- Opening Delimiter -

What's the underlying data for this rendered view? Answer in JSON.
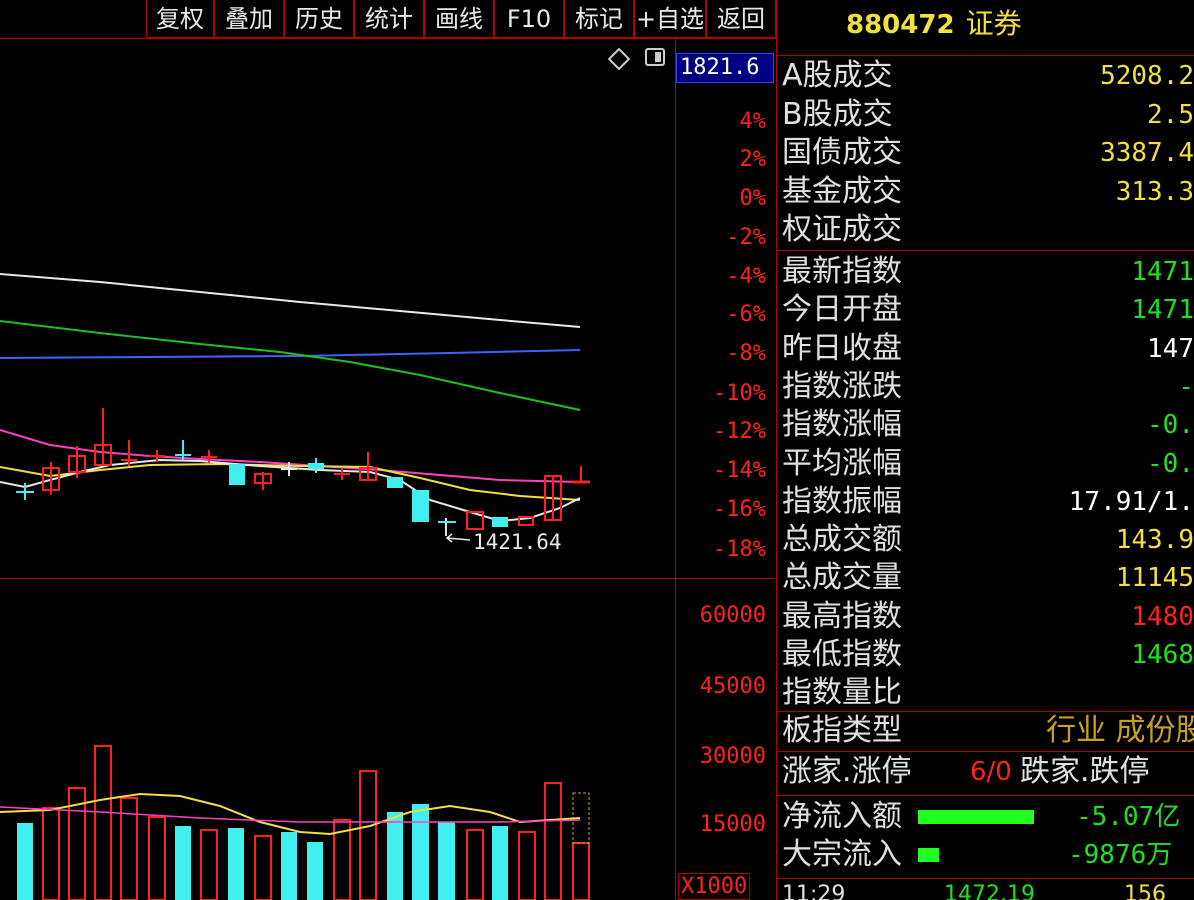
{
  "toolbar": {
    "items": [
      "复权",
      "叠加",
      "历史",
      "统计",
      "画线",
      "F10",
      "标记",
      "+自选",
      "返回"
    ]
  },
  "header": {
    "code": "880472",
    "name": "证券"
  },
  "price_panel": {
    "current_price": "1821.6",
    "pct_ticks": [
      "4%",
      "2%",
      "0%",
      "-2%",
      "-4%",
      "-6%",
      "-8%",
      "-10%",
      "-12%",
      "-14%",
      "-16%",
      "-18%"
    ],
    "low_annotation": "1421.64",
    "icons": [
      "diamond-icon",
      "window-toggle-icon"
    ]
  },
  "volume_panel": {
    "ticks": [
      "60000",
      "45000",
      "30000",
      "15000"
    ],
    "unit": "X1000"
  },
  "info": {
    "section1": [
      {
        "label": "A股成交",
        "value": "5208.2",
        "color": "#f0e040"
      },
      {
        "label": "B股成交",
        "value": "2.5",
        "color": "#f0e040"
      },
      {
        "label": "国债成交",
        "value": "3387.4",
        "color": "#f0e040"
      },
      {
        "label": "基金成交",
        "value": "313.3",
        "color": "#f0e040"
      },
      {
        "label": "权证成交",
        "value": "",
        "color": "#f0e040"
      }
    ],
    "section2": [
      {
        "label": "最新指数",
        "value": "1471",
        "color": "#20e020"
      },
      {
        "label": "今日开盘",
        "value": "1471",
        "color": "#20e020"
      },
      {
        "label": "昨日收盘",
        "value": "147",
        "color": "#ffffff"
      },
      {
        "label": "指数涨跌",
        "value": "-",
        "color": "#20e020"
      },
      {
        "label": "指数涨幅",
        "value": "-0.",
        "color": "#20e020"
      },
      {
        "label": "平均涨幅",
        "value": "-0.",
        "color": "#20e020"
      },
      {
        "label": "指数振幅",
        "value": "17.91/1.",
        "color": "#ffffff"
      },
      {
        "label": "总成交额",
        "value": "143.9",
        "color": "#f0e040"
      },
      {
        "label": "总成交量",
        "value": "11145",
        "color": "#f0e040"
      },
      {
        "label": "最高指数",
        "value": "1480",
        "color": "#ff2020"
      },
      {
        "label": "最低指数",
        "value": "1468",
        "color": "#20e020"
      },
      {
        "label": "指数量比",
        "value": "",
        "color": "#ffffff"
      }
    ],
    "type_label": "板指类型",
    "type_value": "行业 成份股",
    "rise_label": "涨家.涨停",
    "rise_value": "6/0",
    "fall_label": "跌家.跌停",
    "netflow_label": "净流入额",
    "netflow_value": "-5.07亿",
    "netflow_bar_fraction": 0.28,
    "block_label": "大宗流入",
    "block_value": "-9876万",
    "block_bar_fraction": 0.05,
    "bottom_time": "11:29",
    "bottom_price": "1472.19",
    "bottom_vol": "156"
  },
  "colors": {
    "up": "#ff2020",
    "down": "#40f0f0",
    "grid": "#b00000",
    "ma_white": "#e8e8e8",
    "ma_yellow": "#f0e040",
    "ma_magenta": "#ff40c0",
    "ma_green": "#20c020",
    "ma_blue": "#4060ff",
    "flow": "#20ff20"
  }
}
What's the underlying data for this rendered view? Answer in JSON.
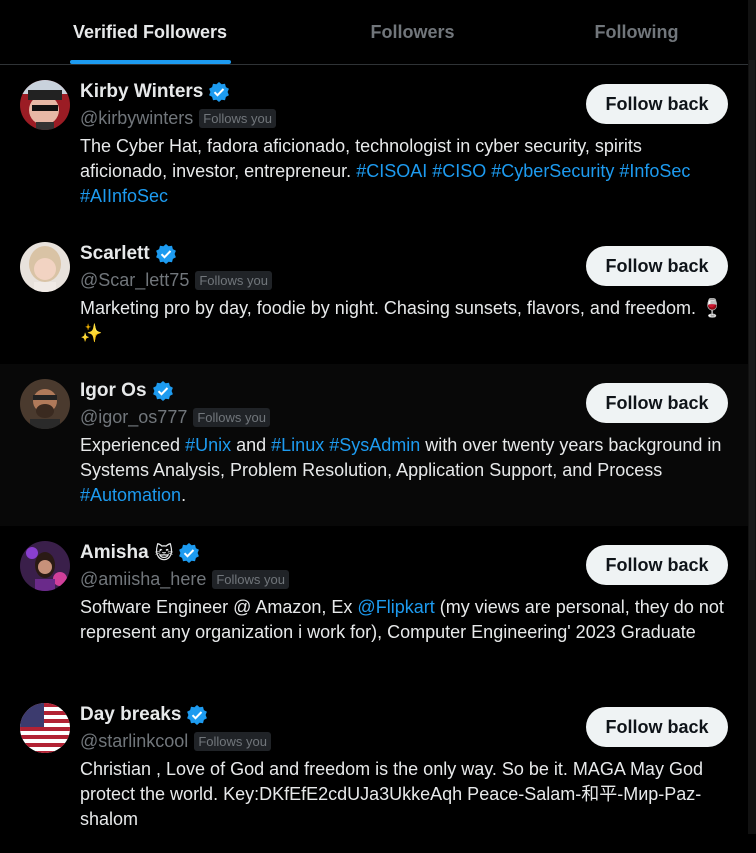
{
  "tabs": [
    {
      "label": "Verified Followers",
      "active": true
    },
    {
      "label": "Followers",
      "active": false
    },
    {
      "label": "Following",
      "active": false
    }
  ],
  "accent": "#1d9bf0",
  "follows_you_label": "Follows you",
  "follow_back_label": "Follow back",
  "users": [
    {
      "name": "Kirby Winters",
      "handle": "@kirbywinters",
      "bio": [
        {
          "t": "The Cyber Hat, fadora aficionado, technologist in cyber security, spirits aficionado, investor, entrepreneur. "
        },
        {
          "t": "#CISOAI",
          "link": true
        },
        {
          "t": " "
        },
        {
          "t": "#CISO",
          "link": true
        },
        {
          "t": " "
        },
        {
          "t": "#CyberSecurity",
          "link": true
        },
        {
          "t": " "
        },
        {
          "t": "#InfoSec",
          "link": true
        },
        {
          "t": " "
        },
        {
          "t": "#AIInfoSec",
          "link": true
        }
      ]
    },
    {
      "name": "Scarlett",
      "handle": "@Scar_lett75",
      "bio": [
        {
          "t": "Marketing pro by day, foodie by night. Chasing sunsets, flavors, and freedom. 🍷✨"
        }
      ]
    },
    {
      "name": "Igor Os",
      "handle": "@igor_os777",
      "bio": [
        {
          "t": "Experienced "
        },
        {
          "t": "#Unix",
          "link": true
        },
        {
          "t": " and "
        },
        {
          "t": "#Linux",
          "link": true
        },
        {
          "t": " "
        },
        {
          "t": "#SysAdmin",
          "link": true
        },
        {
          "t": " with over twenty years background in Systems Analysis, Problem Resolution, Application Support, and Process "
        },
        {
          "t": "#Automation",
          "link": true
        },
        {
          "t": "."
        }
      ]
    },
    {
      "name": "Amisha",
      "name_emoji": "😺",
      "handle": "@amiisha_here",
      "bio": [
        {
          "t": "Software Engineer @ Amazon, Ex "
        },
        {
          "t": "@Flipkart",
          "link": true
        },
        {
          "t": " (my views are personal, they do not represent any organization i work for), Computer Engineering' 2023 Graduate"
        }
      ]
    },
    {
      "name": "Day breaks",
      "handle": "@starlinkcool",
      "bio": [
        {
          "t": "Christian , Love of God and freedom is the only way. So be it. MAGA May God protect the world. Key:DKfEfE2cdUJa3UkkeAqh Peace-Salam-和平-Мир-Paz-shalom"
        }
      ]
    }
  ]
}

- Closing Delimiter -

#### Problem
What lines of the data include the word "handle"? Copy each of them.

#### Output of the exercise
      "handle": "@kirbywinters",
      "handle": "@Scar_lett75",
      "handle": "@igor_os777",
      "handle": "@amiisha_here",
      "handle": "@starlinkcool",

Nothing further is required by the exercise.